For over 500 years, four letters between King Ferdinand of Aragon and one of his commanders, Gonzalo Fernandez de Córdoba, have puzzled historians. They used a completely unique code with more than 200 different characters to communicate and nobody had been able to crack it – until now.
The Spanish intelligence agency, CNI, has finally been able to solve the code and reveal the contents of the correspondence between the two high-powered men. The letters date from the time of the Naples War in the first few years of the 1500s, when King Louis XII of France was fighting against Ferdinand and Isabella of Spain for dominion over southern Italy.

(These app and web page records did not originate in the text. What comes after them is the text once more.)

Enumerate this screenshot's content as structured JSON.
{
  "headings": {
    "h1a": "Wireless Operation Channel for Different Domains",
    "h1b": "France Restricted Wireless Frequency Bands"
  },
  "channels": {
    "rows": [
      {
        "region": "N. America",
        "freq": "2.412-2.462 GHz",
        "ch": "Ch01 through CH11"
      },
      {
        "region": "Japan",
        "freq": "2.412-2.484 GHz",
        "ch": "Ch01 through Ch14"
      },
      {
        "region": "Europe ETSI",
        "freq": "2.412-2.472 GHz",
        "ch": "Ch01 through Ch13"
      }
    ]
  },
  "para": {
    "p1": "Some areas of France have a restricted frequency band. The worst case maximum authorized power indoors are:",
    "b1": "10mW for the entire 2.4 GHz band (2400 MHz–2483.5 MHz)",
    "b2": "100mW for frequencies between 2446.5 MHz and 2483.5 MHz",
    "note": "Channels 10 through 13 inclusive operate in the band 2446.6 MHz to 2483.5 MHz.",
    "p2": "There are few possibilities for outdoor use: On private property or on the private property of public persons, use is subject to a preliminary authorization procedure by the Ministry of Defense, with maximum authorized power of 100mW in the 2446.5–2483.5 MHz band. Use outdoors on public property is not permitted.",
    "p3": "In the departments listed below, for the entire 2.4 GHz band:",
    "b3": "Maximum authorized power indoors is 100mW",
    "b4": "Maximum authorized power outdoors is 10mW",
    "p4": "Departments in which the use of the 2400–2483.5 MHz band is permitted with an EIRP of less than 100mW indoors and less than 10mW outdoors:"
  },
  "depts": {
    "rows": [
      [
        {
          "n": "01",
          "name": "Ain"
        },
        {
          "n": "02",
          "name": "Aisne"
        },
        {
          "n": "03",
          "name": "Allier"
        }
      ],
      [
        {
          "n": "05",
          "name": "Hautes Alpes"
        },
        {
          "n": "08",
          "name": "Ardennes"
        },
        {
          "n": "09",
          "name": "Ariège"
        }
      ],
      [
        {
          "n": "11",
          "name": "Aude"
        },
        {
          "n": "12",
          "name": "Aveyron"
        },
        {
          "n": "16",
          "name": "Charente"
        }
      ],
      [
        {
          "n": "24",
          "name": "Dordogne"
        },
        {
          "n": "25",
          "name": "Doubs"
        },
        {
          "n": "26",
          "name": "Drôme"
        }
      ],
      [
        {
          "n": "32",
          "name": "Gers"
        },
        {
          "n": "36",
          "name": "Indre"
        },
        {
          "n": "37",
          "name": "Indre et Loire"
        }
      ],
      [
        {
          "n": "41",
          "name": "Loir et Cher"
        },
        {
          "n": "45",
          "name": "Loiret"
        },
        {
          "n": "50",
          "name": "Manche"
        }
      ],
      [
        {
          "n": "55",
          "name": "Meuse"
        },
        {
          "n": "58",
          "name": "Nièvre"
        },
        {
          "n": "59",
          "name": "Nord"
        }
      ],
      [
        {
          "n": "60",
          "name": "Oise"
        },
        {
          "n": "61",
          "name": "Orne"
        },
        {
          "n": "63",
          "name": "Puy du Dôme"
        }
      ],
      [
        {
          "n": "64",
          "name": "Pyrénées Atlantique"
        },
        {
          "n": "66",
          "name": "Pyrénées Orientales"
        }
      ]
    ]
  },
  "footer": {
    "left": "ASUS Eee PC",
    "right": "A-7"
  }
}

"In the historical situation of that time, in the Naples war, which affected mainly France and Spain, but also the Germanic Empire, the Papal States, the Ottoman Empire and the Italian State Cities, it was essential to keep the secrecy in the negotiations in military strategies and even in betrayals, and any neglect at one point could disrupt strategies," Jesús Ansón Soro, the technical secretary of the Museum of the Army of Toledo, where the letters are on loan, said in a press conference.
Córdoba, also known as the Great Captain, led Spain's military expedition so the commander and the king had to communicate frequently. The four encrypted pieces of mail helped historians understand the context of several other letters that have been found. Among the coded ones, there’s an extra special one hand-written by the king himself, an extremely rare finding since the monarch would have had people writing letters for him usually.
Cracking the code took six months (not least because some of the letters are 20 pages long). They discovered 88 different symbols and 237 combined letters. Some of the symbols corresponded to specific letters, but sometimes it changed or corresponded to a whole word. Sometimes the symbols were even red herrings. They were written without spaces or punctuation making the translation even harder. Deciphering the code was possible though thanks to a decrypted part in one of the letters, which became a key for the researchers.
The four letters focus on both military and civil matters, discussing a variety of issues. Sending troops, collecting taxes, and administering justice were top priorities in the war but there were also discussions of marrying Spanish officers to southern Italian widows to favor greater social integration. The letters also show that Córdoba was loyal and obedient to the king.
[H/T: Radio Television Española]